What you will do: Reproduce all of the entries below exactly, without a single change.

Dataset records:
+ + + + +

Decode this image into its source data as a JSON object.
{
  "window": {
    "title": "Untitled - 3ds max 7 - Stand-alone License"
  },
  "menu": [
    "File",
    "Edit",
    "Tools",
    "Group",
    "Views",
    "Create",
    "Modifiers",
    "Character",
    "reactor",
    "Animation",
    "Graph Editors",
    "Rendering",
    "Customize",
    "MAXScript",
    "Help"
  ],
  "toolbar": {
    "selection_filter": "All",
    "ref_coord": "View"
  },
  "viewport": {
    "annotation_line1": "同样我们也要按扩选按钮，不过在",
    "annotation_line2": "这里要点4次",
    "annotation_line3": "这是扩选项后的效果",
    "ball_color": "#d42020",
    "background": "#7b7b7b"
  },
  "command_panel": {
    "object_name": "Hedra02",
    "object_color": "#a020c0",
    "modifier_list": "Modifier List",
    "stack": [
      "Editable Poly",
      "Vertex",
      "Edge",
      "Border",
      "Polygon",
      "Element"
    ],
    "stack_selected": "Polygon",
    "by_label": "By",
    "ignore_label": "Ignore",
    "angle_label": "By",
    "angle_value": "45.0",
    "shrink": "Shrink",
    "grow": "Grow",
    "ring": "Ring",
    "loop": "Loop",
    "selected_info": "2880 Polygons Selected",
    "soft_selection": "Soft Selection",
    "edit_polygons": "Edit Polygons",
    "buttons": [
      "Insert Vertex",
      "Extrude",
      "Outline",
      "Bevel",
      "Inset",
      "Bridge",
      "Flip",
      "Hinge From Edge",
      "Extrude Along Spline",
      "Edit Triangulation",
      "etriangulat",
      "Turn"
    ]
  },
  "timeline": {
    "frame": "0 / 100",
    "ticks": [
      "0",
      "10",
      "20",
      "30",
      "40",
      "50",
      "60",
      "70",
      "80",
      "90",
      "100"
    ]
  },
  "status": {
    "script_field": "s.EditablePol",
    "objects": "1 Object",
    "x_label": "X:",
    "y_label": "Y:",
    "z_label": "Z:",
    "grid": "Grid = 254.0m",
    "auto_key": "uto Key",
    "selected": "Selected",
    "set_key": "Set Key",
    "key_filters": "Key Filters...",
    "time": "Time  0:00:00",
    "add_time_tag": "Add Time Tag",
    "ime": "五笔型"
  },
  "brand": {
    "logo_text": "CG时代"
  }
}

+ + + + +

Exercise output:
Decode this image into its source data as a JSON object.
{
  "window": {
    "title": "Untitled - 3ds max 7 - Stand-alone License"
  },
  "menu": [
    "File",
    "Edit",
    "Tools",
    "Group",
    "Views",
    "Create",
    "Modifiers",
    "Character",
    "reactor",
    "Animation",
    "Graph Editors",
    "Rendering",
    "Customize",
    "MAXScript",
    "Help"
  ],
  "toolbar": {
    "selection_filter": "All",
    "ref_coord": "View"
  },
  "viewport": {
    "annotation_line1": "同样我们也要按扩选按钮，不过在",
    "annotation_line2": "这里要点4次",
    "annotation_line3": "这是扩选项后的效果",
    "ball_color": "#d42020",
    "background": "#7b7b7b"
  },
  "command_panel": {
    "object_name": "Hedra02",
    "object_color": "#a020c0",
    "modifier_list": "Modifier List",
    "stack": [
      "Editable Poly",
      "Vertex",
      "Edge",
      "Border",
      "Polygon",
      "Element"
    ],
    "stack_selected": "Polygon",
    "by_label": "By",
    "ignore_label": "Ignore",
    "angle_label": "By",
    "angle_value": "45.0",
    "shrink": "Shrink",
    "grow": "Grow",
    "ring": "Ring",
    "loop": "Loop",
    "selected_info": "2880 Polygons Selected",
    "soft_selection": "Soft Selection",
    "edit_polygons": "Edit Polygons",
    "buttons": [
      "Insert Vertex",
      "Extrude",
      "Outline",
      "Bevel",
      "Inset",
      "Bridge",
      "Flip",
      "Hinge From Edge",
      "Extrude Along Spline",
      "Edit Triangulation",
      "etriangulat",
      "Turn"
    ]
  },
  "timeline": {
    "frame": "0 / 100",
    "ticks": [
      "0",
      "10",
      "20",
      "30",
      "40",
      "50",
      "60",
      "70",
      "80",
      "90",
      "100"
    ]
  },
  "status": {
    "script_field": "s.EditablePol",
    "objects": "1 Object",
    "x_label": "X:",
    "y_label": "Y:",
    "z_label": "Z:",
    "grid": "Grid = 254.0m",
    "auto_key": "uto Key",
    "selected": "Selected",
    "set_key": "Set Key",
    "key_filters": "Key Filters...",
    "time": "Time  0:00:00",
    "add_time_tag": "Add Time Tag",
    "ime": "五笔型"
  },
  "brand": {
    "logo_text": "CG时代"
  }
}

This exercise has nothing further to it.